* **ACTION ITEM**
Your answer should consist of the lines below that hold the word "group".

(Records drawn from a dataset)

--- START ---

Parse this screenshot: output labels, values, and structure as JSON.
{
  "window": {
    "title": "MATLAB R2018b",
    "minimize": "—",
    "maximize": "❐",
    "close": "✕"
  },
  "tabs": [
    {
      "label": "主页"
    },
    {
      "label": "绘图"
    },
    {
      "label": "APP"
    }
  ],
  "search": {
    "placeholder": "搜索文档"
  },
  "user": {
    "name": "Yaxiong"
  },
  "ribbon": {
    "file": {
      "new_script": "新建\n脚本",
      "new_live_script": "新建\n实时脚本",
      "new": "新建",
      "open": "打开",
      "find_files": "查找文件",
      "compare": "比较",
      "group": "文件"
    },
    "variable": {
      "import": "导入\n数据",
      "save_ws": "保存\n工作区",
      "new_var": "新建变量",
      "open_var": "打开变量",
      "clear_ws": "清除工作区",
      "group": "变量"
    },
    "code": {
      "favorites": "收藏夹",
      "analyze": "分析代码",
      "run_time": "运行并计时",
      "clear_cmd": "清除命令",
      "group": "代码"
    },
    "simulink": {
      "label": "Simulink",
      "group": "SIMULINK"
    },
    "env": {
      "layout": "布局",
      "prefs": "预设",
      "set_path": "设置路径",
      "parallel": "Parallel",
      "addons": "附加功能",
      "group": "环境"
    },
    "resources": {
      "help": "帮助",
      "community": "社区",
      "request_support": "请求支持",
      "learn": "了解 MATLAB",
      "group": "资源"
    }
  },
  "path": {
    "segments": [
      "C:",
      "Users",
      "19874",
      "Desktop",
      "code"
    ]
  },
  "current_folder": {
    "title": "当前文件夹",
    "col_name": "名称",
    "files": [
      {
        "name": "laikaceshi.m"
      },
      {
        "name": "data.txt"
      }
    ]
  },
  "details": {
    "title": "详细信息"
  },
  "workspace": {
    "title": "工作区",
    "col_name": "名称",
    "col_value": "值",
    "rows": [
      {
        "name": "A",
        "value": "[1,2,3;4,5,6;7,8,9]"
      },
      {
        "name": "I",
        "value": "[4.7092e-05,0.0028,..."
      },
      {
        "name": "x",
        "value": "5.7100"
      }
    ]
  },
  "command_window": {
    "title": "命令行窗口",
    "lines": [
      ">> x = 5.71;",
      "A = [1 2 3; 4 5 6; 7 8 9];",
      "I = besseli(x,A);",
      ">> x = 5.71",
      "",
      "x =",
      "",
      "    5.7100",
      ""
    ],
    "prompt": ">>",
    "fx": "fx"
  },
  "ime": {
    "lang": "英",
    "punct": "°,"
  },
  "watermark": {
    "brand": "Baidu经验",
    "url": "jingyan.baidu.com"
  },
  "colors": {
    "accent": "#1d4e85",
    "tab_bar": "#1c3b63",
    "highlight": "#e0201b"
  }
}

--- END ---

* **EXERCISE ANSWER**
      "group": "文件"
      "group": "变量"
      "group": "代码"
      "group": "SIMULINK"
      "group": "环境"
      "group": "资源"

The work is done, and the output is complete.